The Woolwich and the Halifax have both launched in-house conveyancing pilot schemes ' paving the way for the likely launch of national schemes next year.
Although the banks refuse to commit to a full-blown assault on the conveyancing market, the moves are a further indication of the growing threat that conveyancing solicitors face from the powerful lenders.
The Halifax is already running a pilot in Leeds, while the Woolwich is preparing to open its pilot one-stop property shop, to be known as the HomeSmart, in High Wycombe before the end of the year.
Under the scheme, the Woolwich acts as a chain-breaker by buying houses, renovating them and then selling them to the public.
The banks conveyancing work will be outsourced to Maidstone firm Argles & Court.
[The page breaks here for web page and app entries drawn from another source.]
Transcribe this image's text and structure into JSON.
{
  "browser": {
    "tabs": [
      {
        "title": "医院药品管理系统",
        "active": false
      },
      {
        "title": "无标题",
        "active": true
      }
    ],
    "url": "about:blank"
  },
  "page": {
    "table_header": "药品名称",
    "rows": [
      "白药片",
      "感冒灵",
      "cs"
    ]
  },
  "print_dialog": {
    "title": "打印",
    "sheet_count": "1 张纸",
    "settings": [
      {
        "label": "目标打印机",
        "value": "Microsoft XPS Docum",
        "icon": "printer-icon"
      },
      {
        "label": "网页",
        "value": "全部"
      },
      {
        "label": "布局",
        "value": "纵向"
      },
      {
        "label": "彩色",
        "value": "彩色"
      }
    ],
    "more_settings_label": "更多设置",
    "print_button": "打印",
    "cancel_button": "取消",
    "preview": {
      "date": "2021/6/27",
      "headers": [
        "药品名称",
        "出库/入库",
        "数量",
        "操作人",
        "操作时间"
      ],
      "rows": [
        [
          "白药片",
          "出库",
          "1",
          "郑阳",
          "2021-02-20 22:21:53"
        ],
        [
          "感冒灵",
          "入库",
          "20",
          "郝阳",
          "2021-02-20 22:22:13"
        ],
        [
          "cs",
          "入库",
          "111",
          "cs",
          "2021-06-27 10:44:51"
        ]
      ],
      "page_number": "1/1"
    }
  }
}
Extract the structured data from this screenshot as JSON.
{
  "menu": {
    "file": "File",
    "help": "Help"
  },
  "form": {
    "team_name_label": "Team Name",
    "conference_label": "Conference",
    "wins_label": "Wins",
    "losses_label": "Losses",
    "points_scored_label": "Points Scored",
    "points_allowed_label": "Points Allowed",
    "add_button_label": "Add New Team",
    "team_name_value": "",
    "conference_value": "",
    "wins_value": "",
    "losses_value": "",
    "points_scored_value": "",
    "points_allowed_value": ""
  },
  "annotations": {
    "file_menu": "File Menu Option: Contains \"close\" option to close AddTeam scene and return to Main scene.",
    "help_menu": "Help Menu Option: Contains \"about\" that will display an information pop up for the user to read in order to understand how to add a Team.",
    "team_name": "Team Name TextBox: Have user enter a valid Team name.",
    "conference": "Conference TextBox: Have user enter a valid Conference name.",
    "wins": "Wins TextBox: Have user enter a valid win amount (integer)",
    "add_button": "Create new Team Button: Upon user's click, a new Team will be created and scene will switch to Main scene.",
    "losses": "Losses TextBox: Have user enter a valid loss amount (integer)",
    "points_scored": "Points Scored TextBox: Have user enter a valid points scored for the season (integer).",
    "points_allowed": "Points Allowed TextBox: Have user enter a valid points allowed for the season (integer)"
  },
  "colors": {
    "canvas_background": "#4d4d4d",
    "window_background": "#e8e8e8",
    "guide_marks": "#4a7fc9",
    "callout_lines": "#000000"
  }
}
Argles partner Colin Trelfer explained that the firm would be acting for the Woolwich both when the bank bought the properties and also when it sold them on.
Under the Halifax scheme, first-time buyers are offered a free conveyancing service from Hammond Suddards, paid for by the bank.
The Halifax has also been piloting a remortgaging service with Kent firm Marsons, which will involve the use of title insurance.
Halifax group solicitor Chris Jowett said that the firm was considering a wide range of options, but he downplayed widespread speculation in the Leeds legal community that it was three or four months away from launching a new conveyancing service there.
I think its fair to say that we see conveyancing as a opportunity, said Jowett.
The banks moves follow Hambro Countrywides opening of three conveyancing centres this summer, in tandem with national firm Eversheds, Shoosmiths & Harrison and EDC Lord & Co.